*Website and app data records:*
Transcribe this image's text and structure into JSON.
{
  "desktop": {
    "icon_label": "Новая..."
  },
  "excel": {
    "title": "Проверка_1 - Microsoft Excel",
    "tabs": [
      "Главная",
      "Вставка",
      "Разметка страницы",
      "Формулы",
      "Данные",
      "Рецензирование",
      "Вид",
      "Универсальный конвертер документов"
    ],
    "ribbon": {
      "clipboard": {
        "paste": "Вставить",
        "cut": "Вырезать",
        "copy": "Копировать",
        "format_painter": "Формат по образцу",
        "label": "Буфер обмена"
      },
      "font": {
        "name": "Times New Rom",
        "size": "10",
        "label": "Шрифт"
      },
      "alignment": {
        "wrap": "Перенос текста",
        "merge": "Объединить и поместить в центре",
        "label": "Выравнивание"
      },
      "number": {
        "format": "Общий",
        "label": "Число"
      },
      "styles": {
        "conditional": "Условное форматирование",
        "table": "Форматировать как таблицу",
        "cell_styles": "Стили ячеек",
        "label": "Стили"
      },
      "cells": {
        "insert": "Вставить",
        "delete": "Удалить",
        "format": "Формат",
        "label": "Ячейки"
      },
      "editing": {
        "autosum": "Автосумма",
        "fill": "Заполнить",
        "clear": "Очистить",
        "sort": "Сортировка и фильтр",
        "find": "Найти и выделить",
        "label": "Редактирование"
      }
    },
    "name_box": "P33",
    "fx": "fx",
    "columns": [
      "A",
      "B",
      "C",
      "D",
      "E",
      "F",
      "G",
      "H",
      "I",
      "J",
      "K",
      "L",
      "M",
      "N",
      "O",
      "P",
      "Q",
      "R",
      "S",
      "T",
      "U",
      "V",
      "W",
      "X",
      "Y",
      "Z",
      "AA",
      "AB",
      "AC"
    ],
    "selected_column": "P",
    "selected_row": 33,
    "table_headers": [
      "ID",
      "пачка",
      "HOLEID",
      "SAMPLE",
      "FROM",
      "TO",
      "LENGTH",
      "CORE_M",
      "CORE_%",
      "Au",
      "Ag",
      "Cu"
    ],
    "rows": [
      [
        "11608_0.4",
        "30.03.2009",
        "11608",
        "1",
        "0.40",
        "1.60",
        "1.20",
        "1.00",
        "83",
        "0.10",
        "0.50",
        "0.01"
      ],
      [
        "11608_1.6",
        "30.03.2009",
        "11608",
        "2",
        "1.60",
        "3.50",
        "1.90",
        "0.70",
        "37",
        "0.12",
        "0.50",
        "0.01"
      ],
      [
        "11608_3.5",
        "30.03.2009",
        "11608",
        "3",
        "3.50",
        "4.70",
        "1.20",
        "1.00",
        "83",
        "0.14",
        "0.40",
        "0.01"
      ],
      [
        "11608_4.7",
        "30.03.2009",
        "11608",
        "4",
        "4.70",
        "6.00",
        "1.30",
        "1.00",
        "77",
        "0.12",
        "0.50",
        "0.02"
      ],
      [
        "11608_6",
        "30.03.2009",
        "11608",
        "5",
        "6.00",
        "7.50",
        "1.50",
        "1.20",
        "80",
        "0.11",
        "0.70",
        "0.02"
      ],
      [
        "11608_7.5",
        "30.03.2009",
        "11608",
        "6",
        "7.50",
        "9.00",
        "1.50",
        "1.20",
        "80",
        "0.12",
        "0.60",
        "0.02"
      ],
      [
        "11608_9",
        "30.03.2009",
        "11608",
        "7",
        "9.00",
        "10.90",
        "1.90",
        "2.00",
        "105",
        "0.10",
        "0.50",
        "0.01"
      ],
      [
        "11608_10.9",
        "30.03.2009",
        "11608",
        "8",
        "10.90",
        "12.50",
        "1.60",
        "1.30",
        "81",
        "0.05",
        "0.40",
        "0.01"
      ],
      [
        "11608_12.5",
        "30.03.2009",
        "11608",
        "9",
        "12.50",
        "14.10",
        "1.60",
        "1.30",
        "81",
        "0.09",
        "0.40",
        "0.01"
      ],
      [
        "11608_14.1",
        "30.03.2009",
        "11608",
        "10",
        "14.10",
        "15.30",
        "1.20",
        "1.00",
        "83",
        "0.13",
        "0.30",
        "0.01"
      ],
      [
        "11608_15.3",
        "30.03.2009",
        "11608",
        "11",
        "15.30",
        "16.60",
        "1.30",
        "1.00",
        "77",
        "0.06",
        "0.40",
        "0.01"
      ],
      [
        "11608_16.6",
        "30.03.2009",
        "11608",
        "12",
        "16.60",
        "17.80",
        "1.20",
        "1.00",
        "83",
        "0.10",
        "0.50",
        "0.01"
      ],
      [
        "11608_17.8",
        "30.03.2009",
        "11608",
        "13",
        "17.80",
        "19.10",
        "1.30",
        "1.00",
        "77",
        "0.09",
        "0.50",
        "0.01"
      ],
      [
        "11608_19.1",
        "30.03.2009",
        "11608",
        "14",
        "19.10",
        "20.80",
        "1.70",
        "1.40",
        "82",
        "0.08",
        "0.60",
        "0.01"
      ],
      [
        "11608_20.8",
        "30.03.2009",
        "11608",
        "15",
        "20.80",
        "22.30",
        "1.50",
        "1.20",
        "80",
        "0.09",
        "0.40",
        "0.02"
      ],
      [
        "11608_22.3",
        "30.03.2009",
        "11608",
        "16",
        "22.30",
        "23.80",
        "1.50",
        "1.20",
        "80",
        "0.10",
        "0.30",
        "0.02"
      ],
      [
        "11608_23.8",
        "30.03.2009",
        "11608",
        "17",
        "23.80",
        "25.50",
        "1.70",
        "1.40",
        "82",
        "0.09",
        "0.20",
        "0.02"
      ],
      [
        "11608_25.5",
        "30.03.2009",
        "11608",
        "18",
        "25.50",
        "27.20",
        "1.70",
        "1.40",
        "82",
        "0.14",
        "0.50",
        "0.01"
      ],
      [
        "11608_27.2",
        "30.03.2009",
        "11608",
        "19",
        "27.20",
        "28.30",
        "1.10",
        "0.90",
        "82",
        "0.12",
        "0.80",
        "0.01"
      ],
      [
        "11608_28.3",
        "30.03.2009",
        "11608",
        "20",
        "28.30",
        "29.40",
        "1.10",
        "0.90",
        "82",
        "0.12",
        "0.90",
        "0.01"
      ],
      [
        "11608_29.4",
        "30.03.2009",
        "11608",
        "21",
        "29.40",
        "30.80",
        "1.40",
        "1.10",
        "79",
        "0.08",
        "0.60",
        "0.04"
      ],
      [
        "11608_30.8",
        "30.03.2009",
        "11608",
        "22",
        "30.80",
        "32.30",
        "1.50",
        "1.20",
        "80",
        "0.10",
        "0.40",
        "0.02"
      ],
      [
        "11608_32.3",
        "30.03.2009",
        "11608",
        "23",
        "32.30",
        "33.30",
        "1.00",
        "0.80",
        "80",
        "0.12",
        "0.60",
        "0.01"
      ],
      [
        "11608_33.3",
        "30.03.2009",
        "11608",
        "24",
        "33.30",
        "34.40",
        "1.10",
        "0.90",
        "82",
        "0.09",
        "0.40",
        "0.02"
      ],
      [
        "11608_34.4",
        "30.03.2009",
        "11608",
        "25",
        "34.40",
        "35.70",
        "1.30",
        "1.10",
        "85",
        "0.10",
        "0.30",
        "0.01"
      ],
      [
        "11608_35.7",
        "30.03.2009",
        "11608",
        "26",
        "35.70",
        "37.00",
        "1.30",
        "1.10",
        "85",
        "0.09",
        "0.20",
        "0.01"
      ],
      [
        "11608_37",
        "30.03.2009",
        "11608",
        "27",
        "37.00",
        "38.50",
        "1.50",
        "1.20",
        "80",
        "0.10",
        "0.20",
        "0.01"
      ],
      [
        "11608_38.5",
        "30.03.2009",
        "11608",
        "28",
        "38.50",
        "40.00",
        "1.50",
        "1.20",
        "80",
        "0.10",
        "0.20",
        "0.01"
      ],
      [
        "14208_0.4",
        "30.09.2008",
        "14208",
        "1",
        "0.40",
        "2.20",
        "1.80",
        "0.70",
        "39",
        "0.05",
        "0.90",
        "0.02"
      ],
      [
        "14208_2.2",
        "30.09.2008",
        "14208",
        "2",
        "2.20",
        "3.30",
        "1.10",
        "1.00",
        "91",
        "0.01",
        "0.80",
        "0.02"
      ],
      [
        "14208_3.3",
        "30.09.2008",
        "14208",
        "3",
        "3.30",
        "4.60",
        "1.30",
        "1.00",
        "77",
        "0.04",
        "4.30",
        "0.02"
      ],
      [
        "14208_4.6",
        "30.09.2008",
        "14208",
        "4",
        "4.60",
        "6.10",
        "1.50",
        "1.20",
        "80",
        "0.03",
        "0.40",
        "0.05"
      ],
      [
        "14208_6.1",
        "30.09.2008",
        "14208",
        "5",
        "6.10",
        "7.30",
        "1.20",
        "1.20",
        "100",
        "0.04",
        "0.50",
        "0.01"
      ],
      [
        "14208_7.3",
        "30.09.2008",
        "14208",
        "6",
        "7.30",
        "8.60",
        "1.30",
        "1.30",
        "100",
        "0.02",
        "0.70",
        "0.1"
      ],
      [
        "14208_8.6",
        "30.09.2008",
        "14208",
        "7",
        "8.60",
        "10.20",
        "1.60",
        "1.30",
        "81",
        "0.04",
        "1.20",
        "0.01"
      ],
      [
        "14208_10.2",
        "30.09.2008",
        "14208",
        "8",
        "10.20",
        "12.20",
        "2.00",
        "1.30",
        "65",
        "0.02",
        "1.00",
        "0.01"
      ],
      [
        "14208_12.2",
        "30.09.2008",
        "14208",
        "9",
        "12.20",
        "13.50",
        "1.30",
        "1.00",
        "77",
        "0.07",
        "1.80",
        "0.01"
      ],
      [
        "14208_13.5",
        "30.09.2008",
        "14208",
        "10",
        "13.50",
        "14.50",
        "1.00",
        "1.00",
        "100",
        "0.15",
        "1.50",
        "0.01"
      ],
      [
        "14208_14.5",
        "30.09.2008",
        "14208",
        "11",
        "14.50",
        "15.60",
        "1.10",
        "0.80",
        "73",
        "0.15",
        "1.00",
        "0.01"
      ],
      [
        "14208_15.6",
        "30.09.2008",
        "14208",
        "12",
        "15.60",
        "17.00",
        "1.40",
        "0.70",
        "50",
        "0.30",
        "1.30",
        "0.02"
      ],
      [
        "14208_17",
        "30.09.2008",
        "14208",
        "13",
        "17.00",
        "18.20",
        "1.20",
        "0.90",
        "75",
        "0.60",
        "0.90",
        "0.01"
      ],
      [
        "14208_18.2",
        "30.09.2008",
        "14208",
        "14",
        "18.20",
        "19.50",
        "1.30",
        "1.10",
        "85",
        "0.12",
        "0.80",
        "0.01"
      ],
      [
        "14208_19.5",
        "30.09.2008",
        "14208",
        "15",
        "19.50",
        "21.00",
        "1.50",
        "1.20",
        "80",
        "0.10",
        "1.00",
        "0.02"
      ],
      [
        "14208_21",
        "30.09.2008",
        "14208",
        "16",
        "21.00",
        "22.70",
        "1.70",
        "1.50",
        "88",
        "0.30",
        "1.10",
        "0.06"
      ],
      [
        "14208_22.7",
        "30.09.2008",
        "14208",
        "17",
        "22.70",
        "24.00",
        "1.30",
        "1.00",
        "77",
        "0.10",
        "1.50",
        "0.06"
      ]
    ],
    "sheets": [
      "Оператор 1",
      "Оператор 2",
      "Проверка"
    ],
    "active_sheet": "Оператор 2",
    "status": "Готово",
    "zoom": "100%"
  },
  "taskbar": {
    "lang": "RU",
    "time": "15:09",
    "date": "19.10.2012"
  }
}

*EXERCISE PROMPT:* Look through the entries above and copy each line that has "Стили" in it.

*RESPONSE AREA:*
        "cell_styles": "Стили ячеек",
        "label": "Стили"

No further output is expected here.